▸ **What you need to do**: Please copy each line below that contains the word "Auto".

★ ★ ★

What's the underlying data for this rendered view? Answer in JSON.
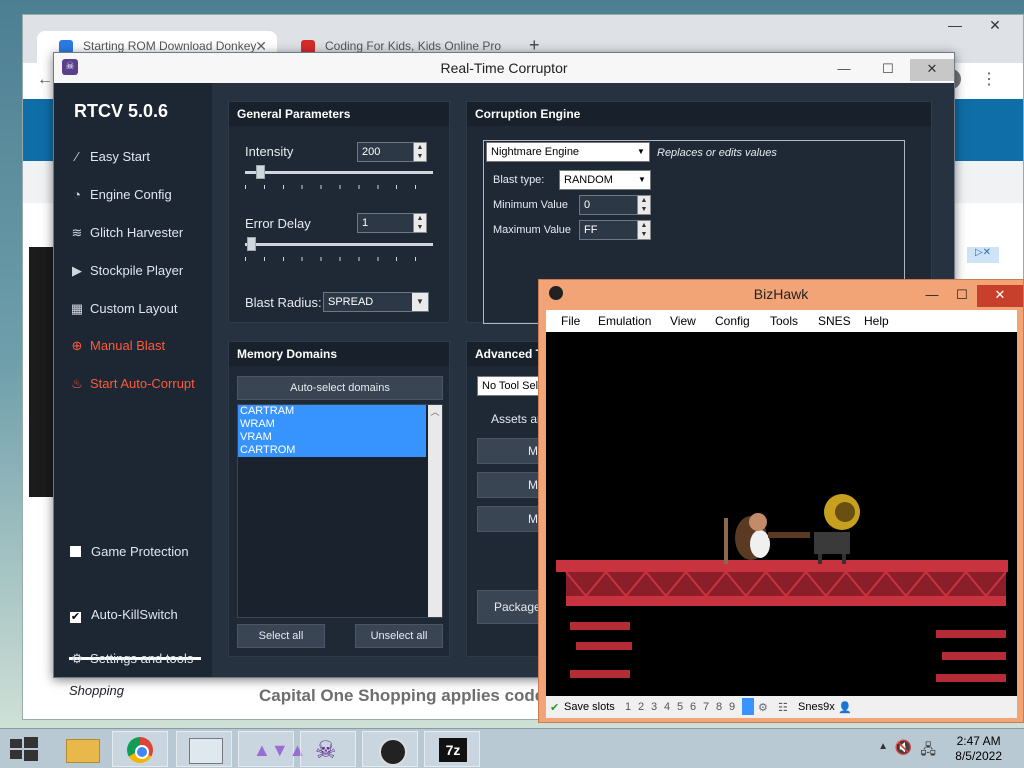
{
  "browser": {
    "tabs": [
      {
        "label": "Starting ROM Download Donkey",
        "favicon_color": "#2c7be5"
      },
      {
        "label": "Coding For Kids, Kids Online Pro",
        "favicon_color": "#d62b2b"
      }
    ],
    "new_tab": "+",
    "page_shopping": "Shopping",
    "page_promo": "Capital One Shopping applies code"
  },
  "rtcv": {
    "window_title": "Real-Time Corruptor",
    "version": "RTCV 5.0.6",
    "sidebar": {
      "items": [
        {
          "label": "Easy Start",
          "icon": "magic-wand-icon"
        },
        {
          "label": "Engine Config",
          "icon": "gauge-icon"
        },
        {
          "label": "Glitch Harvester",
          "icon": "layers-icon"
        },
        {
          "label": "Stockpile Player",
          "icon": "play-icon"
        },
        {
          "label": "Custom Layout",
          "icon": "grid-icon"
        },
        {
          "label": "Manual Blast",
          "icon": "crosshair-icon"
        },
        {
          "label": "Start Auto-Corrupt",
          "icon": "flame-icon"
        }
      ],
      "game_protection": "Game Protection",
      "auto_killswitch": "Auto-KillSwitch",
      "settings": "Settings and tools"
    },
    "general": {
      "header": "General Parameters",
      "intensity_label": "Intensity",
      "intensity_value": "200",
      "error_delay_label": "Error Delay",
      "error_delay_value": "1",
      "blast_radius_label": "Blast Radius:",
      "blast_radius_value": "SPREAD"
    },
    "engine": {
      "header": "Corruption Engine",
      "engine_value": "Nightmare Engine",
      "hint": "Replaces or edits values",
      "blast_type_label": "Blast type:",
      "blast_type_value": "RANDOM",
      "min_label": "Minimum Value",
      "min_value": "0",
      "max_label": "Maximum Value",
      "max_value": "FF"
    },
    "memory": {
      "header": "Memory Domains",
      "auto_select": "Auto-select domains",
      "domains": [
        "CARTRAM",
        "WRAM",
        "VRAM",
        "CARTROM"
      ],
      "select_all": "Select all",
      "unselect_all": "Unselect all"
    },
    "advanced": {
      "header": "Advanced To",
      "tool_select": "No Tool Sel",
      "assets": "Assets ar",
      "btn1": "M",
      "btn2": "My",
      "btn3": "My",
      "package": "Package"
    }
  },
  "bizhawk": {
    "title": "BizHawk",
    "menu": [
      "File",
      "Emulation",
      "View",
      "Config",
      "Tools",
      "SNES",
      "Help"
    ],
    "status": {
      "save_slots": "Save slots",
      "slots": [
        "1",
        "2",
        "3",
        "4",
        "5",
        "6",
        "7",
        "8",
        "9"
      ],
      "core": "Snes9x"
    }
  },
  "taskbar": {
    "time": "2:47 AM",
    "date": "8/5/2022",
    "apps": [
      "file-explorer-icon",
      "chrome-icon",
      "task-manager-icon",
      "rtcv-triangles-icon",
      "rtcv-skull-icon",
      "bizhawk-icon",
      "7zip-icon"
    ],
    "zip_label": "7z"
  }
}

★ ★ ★

▸ **Solution to this exercise**:
          "label": "Start Auto-Corrupt",
      "auto_killswitch": "Auto-KillSwitch",
      "auto_select": "Auto-select domains",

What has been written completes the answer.